I have an attached garage on a house with a wood foundation in Minnesota, USA. The garage is not temperature-controlled.
On a roughly three foot long exterior wall, I discovered the drywall was disintegrating (white powder fell out from between the paper) near the floor (from the floor to about 10 inches above it). I pulled that piece of drywall off and I want to know how I should repair it. Everything was humid but not wet. The nails that held in the drywall were rusted near the bottom of the wall. I didn't see or feel any moisture in the insulated cavities of the wall. The floor in the corner slopes slightly toward the garage door. In the winter, snow and brine often pools a bit in this area as it melts off the snowblower and shovels. I'm guessing the disintegrated drywall is a result of moisture being wicked up into the drywall and then going through freeze/thaw cycles - but I really don't know.
How should I finish this wall? I figure if I just put of a sheet of drywall, I will get the same issue in the future. Here's some potential ideas I have:
Replace the drywall but only down to the base plate - then put cement board from the floor to the bottom of the drywall.
Replace the drywall but only down to the base plate - leave the bottom area covered with something else?
Replace the drywall to the floor but then put some kind of water proof baseboard along the floor.
Replace the entire piece of drywall that I teared off with cement board.
Mount PVC trim board against the floor and run the drywall down to the top of the PVC board.
I'd like my fix to meet Minnesota code and the scrutiny of a home inspector in a few years.

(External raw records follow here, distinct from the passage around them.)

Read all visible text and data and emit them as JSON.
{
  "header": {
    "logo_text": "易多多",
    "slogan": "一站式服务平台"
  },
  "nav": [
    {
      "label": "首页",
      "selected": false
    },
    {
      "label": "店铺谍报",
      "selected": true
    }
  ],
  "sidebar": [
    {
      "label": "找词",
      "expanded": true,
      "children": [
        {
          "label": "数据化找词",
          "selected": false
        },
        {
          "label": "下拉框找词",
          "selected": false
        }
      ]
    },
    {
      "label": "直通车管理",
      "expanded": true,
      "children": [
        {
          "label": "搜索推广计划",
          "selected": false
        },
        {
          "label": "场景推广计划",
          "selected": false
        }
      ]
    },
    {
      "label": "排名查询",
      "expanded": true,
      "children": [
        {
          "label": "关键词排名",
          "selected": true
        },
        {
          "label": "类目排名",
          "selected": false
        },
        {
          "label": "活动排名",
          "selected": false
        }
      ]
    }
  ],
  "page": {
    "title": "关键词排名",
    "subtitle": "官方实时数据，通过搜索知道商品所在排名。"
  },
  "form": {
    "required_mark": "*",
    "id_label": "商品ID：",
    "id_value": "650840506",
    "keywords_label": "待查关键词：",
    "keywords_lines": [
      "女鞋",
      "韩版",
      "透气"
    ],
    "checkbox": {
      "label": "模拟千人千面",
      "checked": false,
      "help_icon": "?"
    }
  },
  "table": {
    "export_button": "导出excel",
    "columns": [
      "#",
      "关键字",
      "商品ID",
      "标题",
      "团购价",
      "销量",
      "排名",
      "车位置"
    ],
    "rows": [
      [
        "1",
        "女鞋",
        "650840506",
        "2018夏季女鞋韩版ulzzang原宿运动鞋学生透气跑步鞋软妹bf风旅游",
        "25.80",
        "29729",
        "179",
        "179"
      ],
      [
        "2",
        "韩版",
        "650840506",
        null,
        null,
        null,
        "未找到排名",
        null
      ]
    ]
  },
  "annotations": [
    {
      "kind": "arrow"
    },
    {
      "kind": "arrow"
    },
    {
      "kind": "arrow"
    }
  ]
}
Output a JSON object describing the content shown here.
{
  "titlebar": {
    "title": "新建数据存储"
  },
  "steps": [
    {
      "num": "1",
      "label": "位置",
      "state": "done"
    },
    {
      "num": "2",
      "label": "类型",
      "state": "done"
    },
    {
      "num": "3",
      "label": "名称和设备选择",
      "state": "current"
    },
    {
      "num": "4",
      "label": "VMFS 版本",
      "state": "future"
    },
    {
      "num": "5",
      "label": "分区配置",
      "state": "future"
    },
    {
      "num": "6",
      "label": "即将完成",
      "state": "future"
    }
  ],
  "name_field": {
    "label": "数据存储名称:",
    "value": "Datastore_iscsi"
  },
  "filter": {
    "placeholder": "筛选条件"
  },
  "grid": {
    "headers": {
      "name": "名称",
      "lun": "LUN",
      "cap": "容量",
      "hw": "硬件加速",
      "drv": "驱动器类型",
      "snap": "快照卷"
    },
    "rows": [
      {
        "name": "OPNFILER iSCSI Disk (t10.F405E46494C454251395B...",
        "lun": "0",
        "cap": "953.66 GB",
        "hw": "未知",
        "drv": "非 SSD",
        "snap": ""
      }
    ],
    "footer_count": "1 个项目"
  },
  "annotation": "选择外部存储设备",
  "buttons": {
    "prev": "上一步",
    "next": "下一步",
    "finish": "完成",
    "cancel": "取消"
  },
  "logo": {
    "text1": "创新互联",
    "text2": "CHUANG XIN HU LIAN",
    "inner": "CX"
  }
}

At the bottom of the wall cavities is sand. The piece of steel in the left wall cavity is c-channel shaped and someone sprayed a bunch of expanding foam into the cavity. I don't know what that might be about - I'm guessing a previous owner had problems with water intrusion at some point - especially if the garage roof gutter hadn't been installed yet. I've never noticed water from anywhere but the garage floor and vehicles.
Here's a picture of exterior of the wall:
Eagle-eyed DIY-ers will recognize the dirt in the corner is a sign of improper drainage. I am having the concrete outside mud jacked later this week to fix the slope and the cavity between the garage and the gap between driveway and the garage re-sealed.